In its pure form, gold is malleable, dense, and soft, and each gold atom has 118 neutrons, 79 electrons, and 79 protons. Due to the high number of electrons, it is excellent in electric conduction and used in high-energy electrical wiring. However, it is also one of the least reactive metals, and does not tarnish.
To understand why gold is non-magnetic, you must know the properties of magnetic materials – and it all comes down to the electrons.
Every metal in existence will have a certain number of electrons based on the atomic number and weight, with the electrons closest to the atom’s nucleus having the lowest energy and the outermost electrons having the highest energy.
When a metallic atom has unpaired electrons in its outer shell, these will contribute to its magnetism – therefore, the more they are, the more magnetic the metal is.
Different metals will therefore have varying numbers of unpaired electrons; while iron has four unpaired ones that make it highly magnetic, gold only has one. Additionally, you can form three categories of materials based on their magnetism:
- Ferromagnetism– it is a basic mechanism where some materials form permanent magnets or are attracted to magnets, with iron being a good example of this.
- Diamagnetism– this is when some materials or metals will repel when you apply an external magnetic field
- Paramagnetic– these materials tend to be weakly attracted when you apply external magnetic fields, as they create induced magnetic fields in the direction of the external magnet.
Gold tends to have both paramagnetic and diamagnetic properties, so the effects cancel each other out and cause the gold to remain inert when you apply a magnet.
Other methods you can use to test gold plated jewelry
If you want to test whether the jewelry you have is actual gold or gold plated, magnetic testing is not the only way to do that. Some other methods you can use are:
The initial stamps
All gold plated jewelry will include initials that show its metallic composition, with some of the most common markings being:

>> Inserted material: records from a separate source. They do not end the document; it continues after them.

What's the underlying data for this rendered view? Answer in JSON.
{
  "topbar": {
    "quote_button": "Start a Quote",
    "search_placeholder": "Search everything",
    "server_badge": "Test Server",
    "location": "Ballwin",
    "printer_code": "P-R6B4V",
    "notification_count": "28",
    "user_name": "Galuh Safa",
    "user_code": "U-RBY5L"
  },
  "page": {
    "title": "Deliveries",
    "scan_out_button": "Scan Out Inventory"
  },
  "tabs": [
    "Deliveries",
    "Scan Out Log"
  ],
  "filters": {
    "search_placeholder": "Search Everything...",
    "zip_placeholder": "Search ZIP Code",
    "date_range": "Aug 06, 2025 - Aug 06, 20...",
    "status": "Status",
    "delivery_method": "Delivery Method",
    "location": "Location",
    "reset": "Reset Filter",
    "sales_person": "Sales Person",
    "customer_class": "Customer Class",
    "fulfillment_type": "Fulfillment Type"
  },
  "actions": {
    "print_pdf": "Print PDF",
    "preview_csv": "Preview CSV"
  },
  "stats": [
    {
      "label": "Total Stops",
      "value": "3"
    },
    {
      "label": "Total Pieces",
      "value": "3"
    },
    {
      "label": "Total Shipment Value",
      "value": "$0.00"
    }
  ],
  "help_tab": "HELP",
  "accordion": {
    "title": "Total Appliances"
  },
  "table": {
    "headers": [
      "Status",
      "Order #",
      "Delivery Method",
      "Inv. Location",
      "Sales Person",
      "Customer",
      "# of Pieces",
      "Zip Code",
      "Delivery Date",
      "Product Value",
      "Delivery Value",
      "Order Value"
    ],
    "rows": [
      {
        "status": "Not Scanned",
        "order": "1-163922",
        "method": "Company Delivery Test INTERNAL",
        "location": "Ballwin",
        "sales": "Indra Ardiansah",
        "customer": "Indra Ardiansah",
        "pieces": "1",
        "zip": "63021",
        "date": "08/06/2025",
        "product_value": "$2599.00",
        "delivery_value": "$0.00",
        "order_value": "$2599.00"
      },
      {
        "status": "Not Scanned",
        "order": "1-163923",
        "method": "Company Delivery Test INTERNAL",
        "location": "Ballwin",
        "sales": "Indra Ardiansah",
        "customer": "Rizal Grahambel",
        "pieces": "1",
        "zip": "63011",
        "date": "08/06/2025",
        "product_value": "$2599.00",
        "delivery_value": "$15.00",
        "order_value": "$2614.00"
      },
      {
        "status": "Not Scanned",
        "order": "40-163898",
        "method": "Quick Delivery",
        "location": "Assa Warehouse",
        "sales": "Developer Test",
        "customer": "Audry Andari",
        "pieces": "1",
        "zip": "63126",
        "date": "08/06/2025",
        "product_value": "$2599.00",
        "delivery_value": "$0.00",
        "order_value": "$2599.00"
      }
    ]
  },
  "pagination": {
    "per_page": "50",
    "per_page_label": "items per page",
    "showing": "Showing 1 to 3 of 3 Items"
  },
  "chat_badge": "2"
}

- RGP – Rolled Gold Plate
- GP – Gold plated
- HGP/HGE – heavy gold electroplating
- GEP – gold electroplated
If the jewelry pieces do not have these marks, they may be pure gold, or they may not; some manufacturers will not stamp their jewelry anyway so it is important to avoid jumping into conclusions.
The more yellow a piece of jewelry is, the higher amounts of gold it contains – therefore, a jewelry piece with 24K gold plating will have a more intense yellow hue. Since manufacturers tend to mix solid gold with other metals when making jewelry, it will not look as yellow as you may assume.
Doing an acid test can reveal two things: whether the jewelry is gold plated or solid gold, and the Karat of the metal. To do it, you will remove a small sample of the jewelry and expose it to acid, which should lead to color changes. Any resulting colors will tell you the jewelry metallic composition.
Compared to the other testing methods, this style is riskier because you will need to cut the jewelry piece – and cutting it deep enough to expose the metal underneath. If you see a uniform composition, you can assume it is comprised of solid gold; if you see another metal, then you can assume it is gold plated.
Gold is a non-magnetic metal in its pure form, but it is common to find it mixed with other metals to give it added durability and strength.
Tiger is a fashion&jewelry lover. He is also a fashion jewelry manufacturer that help thousands of small business to grow and also do business with some big fashion jewelry brands. He is a truly metal expert and he will share some information you are looking for.